Given that potential employers spend only seconds on the initial scan of a CV, you don’t have long to impress.
What to include and what to ditch from your work experience is sometimes easy: that unpaid two-week stint at a tenuously relevant company over a decade ago can probably go; ditto anything written in Comic Sans.
However, there are some skills that not only do not add anything of worth to your CV, but reportedly could even have a negative effect on your finances.
Salary data company payscale.com has compiled a list of 25 skills that tend to correlate with lower pay, whatever your previous experience. The research, according to Time, zoned in on skills “that workers defined as being the most critical to their job” and within those, identified the 25 with the greatest negative correlation with salary.
And the skill with the worst effect on pay? Filing.
The 25 skills to consider deleting from your CV
- Property management
- Data entry
- Call centre
- Help desk/help support
- Intuit QuickBooks
- Computer hardware technician
- System repair
- Document preparation
- Customer service
- Online research
- Paying invoices
- Phone support
Many of the skills the company recommends deleting make sense because they’re ones any employer would assume of you anyway: typing, online research and the like. We all know how to google and we tend to use a keyboard to do it.

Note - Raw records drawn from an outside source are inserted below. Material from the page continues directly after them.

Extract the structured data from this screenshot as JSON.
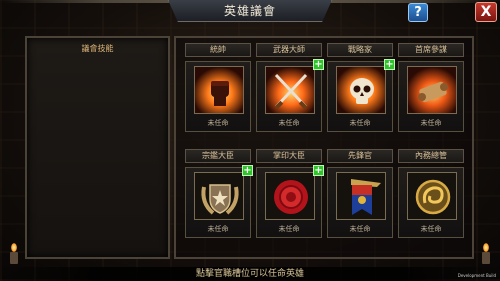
{
  "window": {
    "title": "英雄議會"
  },
  "buttons": {
    "help_label": "?",
    "close_label": "X"
  },
  "skill_panel": {
    "title": "議會技能"
  },
  "slots": [
    {
      "title": "統帥",
      "status": "未任命",
      "icon": "flaming-fist-icon",
      "has_plus": false
    },
    {
      "title": "武器大師",
      "status": "未任命",
      "icon": "crossed-swords-icon",
      "has_plus": true
    },
    {
      "title": "戰略家",
      "status": "未任命",
      "icon": "flaming-skull-icon",
      "has_plus": true
    },
    {
      "title": "首席參謀",
      "status": "未任命",
      "icon": "flaming-scroll-icon",
      "has_plus": false
    },
    {
      "title": "宗鑑大臣",
      "status": "未任命",
      "icon": "laurel-shield-icon",
      "has_plus": true
    },
    {
      "title": "掌印大臣",
      "status": "未任命",
      "icon": "wax-seal-icon",
      "has_plus": true
    },
    {
      "title": "先鋒官",
      "status": "未任命",
      "icon": "banner-trumpet-icon",
      "has_plus": false
    },
    {
      "title": "內務總管",
      "status": "未任命",
      "icon": "dragon-coin-icon",
      "has_plus": false
    }
  ],
  "footer": {
    "hint": "點擊官職槽位可以任命英雄",
    "build": "Development Build"
  },
  "colors": {
    "accent_gold": "#d9c19a",
    "plus_green": "#2fc42a",
    "close_red": "#c6392c",
    "help_blue": "#3b8ad6"
  }
}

But others listed in the 2016 research seem stranger, such as plumbing, bookkeeping and customer service. One possible explanation could be that if you’re going for a job and have held positions in the past which obviously involve these skills, there’s no need to clutter your CV with the particulars.
There are also a number of specific computer programmes cited, such as Adobe Dreamweaver.
Read more: The 10 most common CV mistakes
Lydia Frank, payscale.com’s editorial director, says trends for specific software come and go, so you might sound outdated to an employer who’s moved on from the one you listed: “If that’s the pinnacle of a job applicant’s knowledge and they don’t know newer technologies, it may make [the applicant] seem weaker,” she says.
Time to edit that CV?